Our campervan and our route through the North and South Island of New Zealand.

The air-cooled 1600 cc flat four boxer engine of our van (AE motor).

Minimalistic dashboard of a 1975 VW campervan.

Travelling with a baby turned out to be more challenging than we had expected. My wife and I have been travelling in a similar VW bus for eleven years, but putting a baby in the equation made everything a bit more difficult. Admittedly, this is certainly also true for our life at home in Berlin, now with a baby. In the bus it took us some days to develop our daily routines around the little one. The driving itself was good when we timed our start with the end of her first playing phase and the beginning of her first nap. The baby capsule we got from Classic Campers was attached to the back bench via a base fixed with a 2-point-safety belt and worked well. Travelling with the baby just meant later starts in the morning, more breaks along the way for playing and feeding, and occasionally one of us travelling in the back to entertain her during longer drives. Obviously there is no separate bed room where we could put her asleep in the evening. We solved this after a few days by placing her bed onto the central kitchen block and securing it with elastic straps to the ceiling. We then built a tent-like structure around it, either from two large towels or an extra blanket, which provided her with some darkness while we had the rest of the evening for ourselves.

Baby bed on kitchen block, fixed to the roof.

Baby bed wrapped up in mosquito netting and with towels arranged around it to keep the light out in the evening.

In retrospect, a wider bed would have been nice because the mornings usually started with the little one waking up early and having some play time with us in bed. In this particular campervan conversion, the bed was narrowed by the sink unit. The next project with Taiga Lily, our bus in Berlin, will be to fit in a similar rock-and-roll bench/bed combination and I will make sure it will span the complete width of the bus.

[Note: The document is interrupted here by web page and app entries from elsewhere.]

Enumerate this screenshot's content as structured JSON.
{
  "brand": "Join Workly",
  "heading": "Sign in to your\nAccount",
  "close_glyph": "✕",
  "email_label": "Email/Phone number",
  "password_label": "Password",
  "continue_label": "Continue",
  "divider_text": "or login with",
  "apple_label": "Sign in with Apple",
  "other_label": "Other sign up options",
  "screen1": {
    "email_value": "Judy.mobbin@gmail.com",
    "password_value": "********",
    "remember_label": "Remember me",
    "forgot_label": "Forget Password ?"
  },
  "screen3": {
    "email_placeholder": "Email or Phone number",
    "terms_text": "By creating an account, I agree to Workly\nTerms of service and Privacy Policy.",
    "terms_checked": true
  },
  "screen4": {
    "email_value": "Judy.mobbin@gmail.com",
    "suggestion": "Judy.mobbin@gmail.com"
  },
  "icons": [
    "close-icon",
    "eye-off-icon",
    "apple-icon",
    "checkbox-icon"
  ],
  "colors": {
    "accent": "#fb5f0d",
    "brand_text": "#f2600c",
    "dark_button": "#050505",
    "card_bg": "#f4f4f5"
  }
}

Now it is time to get back to everyday life in Berlin – with getting back to work next Monday (though only part time till our daughter will be one, in September), and with getting back to our bus, Taiga Lily, and the next steps towards making her a functional camping vehicle.